What you need to do
Search the records for the string "address", then copy each line that has it.

Supplied data
·····
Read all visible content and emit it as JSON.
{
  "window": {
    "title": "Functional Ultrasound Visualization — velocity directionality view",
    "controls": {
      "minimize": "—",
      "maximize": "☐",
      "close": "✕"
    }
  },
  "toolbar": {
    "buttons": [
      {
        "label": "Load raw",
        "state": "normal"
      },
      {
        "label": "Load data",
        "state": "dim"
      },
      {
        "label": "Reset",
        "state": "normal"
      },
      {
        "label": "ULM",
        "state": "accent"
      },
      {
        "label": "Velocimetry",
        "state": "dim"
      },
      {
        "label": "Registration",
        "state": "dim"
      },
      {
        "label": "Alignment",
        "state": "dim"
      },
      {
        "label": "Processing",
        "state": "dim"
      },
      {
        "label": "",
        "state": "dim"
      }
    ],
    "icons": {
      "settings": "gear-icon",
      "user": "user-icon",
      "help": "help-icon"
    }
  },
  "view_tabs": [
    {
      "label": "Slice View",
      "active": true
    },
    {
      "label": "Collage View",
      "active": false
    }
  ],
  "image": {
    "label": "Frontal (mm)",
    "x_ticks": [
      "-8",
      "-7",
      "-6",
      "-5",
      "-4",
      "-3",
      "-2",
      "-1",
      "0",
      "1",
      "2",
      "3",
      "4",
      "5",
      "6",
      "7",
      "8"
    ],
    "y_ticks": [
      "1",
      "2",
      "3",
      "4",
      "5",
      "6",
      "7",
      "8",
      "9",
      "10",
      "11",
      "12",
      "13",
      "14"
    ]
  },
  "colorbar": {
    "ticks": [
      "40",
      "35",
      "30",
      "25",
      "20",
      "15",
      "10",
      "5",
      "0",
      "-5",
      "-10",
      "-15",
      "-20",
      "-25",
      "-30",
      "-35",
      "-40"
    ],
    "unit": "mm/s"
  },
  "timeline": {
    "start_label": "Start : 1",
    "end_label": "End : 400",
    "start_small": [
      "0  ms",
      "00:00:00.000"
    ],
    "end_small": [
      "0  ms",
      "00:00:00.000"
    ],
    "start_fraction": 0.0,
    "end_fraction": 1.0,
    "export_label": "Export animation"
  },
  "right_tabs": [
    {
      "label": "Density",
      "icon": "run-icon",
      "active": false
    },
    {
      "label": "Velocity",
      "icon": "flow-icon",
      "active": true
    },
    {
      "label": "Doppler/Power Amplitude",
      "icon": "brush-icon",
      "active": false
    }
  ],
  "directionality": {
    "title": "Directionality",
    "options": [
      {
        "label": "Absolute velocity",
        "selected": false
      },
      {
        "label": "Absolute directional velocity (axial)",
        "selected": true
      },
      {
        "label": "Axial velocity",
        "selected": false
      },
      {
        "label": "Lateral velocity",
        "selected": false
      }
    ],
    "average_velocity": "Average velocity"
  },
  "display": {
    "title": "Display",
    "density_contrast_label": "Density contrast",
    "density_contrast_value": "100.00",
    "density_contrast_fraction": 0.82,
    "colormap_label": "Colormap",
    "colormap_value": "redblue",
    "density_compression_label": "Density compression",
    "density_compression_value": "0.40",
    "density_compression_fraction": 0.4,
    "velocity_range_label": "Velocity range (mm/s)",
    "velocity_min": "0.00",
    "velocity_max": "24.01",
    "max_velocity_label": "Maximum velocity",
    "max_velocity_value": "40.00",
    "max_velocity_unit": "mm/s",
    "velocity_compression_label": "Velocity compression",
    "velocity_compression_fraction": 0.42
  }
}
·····
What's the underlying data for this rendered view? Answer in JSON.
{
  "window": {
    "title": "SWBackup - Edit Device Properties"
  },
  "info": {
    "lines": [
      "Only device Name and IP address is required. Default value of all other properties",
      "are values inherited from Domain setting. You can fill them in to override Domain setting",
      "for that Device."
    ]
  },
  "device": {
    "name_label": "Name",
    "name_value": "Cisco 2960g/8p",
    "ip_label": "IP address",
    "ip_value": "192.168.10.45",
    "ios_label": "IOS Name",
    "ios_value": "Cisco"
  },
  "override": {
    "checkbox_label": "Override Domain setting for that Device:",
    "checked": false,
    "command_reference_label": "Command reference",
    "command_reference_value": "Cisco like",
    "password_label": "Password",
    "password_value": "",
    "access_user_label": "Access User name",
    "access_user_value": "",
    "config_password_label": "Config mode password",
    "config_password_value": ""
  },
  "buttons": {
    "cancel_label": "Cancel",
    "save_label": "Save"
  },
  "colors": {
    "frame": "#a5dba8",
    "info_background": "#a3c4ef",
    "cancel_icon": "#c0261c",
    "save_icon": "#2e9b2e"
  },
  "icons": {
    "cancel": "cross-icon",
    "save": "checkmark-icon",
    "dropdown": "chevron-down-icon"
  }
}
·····
Your response
      "Only device Name and IP address is required. Default value of all other properties",
    "ip_label": "IP address",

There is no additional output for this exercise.